How The Pandemic’s Second Wave Could Impact The U.S. Economy And Healthcare | Forbes
Economy &# 171; opens&# 187; but many Americans fear a second wave of infections
Many American businesses are resuming operations, but not in full
After the authorities in the United States and other countries of the world began to weaken the previously imposed quarantine restrictions, many businesses resumed work, but not in full. It becomes increasingly clear that the economy will not be able to recover until the coronavirus vaccine is available.
In Connecticut, where restaurant terraces opened on Wednesday, restaurant owners are required to plan work so that employees do not bump into each other. In addition, wandering shifts and breaks should be established in their work in order to minimize contact between personnel. Owners are also required to provide special markings for customers to comply with social distancing rules..
Max Fish Restaurant in Glastonbury, Connecticut opened for 16-table outdoor dining. According to the CEO of the restaurant Brian Costa, at the beginning of the day, the restaurant was about half full, and all available tables were reserved for dinner..
At Crab Shell, located on the waterfront in Stamford, co-owner James Clifford uses a 2-meter yardstick to check the distance between chairs..
The owners of Colonial Tavern in Fredericksburg, Virginia, who recently opened a summer terrace, have taken additional steps to reassure customers by taking temperature measurements at the start of each shift and publishing the results for customers to review..
Some of the new restaurant opening rules fully replicate guidelines previously issued by the Centers for Disease Control and Prevention (CDC). They are intended for childcare facilities, schools, day camps, public transport, restaurants, bars and other businesses and organizations..
For example, the CDC proposes that every other row of seats on public transport should be closed and the number of passengers on a bus or subway car limited..

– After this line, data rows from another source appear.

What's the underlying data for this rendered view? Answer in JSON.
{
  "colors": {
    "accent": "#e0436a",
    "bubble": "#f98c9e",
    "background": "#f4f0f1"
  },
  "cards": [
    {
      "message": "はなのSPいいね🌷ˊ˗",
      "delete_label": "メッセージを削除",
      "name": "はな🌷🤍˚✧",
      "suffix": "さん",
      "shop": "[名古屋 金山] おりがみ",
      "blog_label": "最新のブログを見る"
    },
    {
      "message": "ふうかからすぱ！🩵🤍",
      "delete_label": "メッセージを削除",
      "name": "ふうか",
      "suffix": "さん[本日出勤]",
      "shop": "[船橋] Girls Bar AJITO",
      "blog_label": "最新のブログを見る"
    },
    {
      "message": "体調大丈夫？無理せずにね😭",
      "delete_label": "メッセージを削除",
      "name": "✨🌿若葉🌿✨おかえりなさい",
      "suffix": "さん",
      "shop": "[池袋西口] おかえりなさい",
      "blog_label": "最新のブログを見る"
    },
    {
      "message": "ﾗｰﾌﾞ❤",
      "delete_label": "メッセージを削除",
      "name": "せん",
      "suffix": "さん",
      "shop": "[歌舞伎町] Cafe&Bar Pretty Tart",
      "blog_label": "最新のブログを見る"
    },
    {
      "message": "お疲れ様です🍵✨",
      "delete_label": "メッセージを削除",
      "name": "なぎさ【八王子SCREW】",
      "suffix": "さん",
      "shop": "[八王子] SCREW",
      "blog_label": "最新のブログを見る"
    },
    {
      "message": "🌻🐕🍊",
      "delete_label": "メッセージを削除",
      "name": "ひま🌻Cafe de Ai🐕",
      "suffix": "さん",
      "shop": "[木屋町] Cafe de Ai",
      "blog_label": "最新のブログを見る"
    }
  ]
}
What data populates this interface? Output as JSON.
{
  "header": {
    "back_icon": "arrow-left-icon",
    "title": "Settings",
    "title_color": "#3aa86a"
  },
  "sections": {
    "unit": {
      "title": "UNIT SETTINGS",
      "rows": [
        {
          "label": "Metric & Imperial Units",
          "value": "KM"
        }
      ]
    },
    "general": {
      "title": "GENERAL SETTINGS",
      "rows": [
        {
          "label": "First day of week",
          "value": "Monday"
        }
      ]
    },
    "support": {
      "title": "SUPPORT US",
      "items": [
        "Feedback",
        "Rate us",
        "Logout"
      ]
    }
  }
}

Many Americans remain cautious amid the gradual opening of the economy, according to a new poll commissioned by the Associated Press by the Public Relations Research Center (NORC). Survey results show that 83% of US residents are, at least to some extent, worried that the lifting of restrictions could lead to a new wave of infections in their region..
The poll also highlighted a growing cross-party divide on this issue, with Democrats becoming more cautious and Republicans less cautious as President Donald Trump urges state governments to “open up our country.” Only about a third of Republicans say they are significantly worried about the new wave of infections, while three-quarters of Democrats are worried about this..
Considering that it is still far from the victory over the virus, the opening of the economy can take place according to the principle of “two steps forward – one step back.” For example, the auto concern Ford this week temporarily suspended production at assembly plants in Chicago and Michigan after three employees became infected with the coronavirus. All work at both enterprises was stopped to disinfect the premises and isolate people in contact with infected colleagues.
Detroit’s big three auto plants – Ford, Chrysler and General Motors – were reopened Monday after two months of downtime. Earlier, we recall that some of their conveyors were transferred to the production of artificial lung ventilation devices.
The education sector has also faced radical changes. For example, the University of Notre Dame in Indiana will return students to the campus, but significant changes have been made to the schedule: the semester will begin in August and end before Thanksgiving..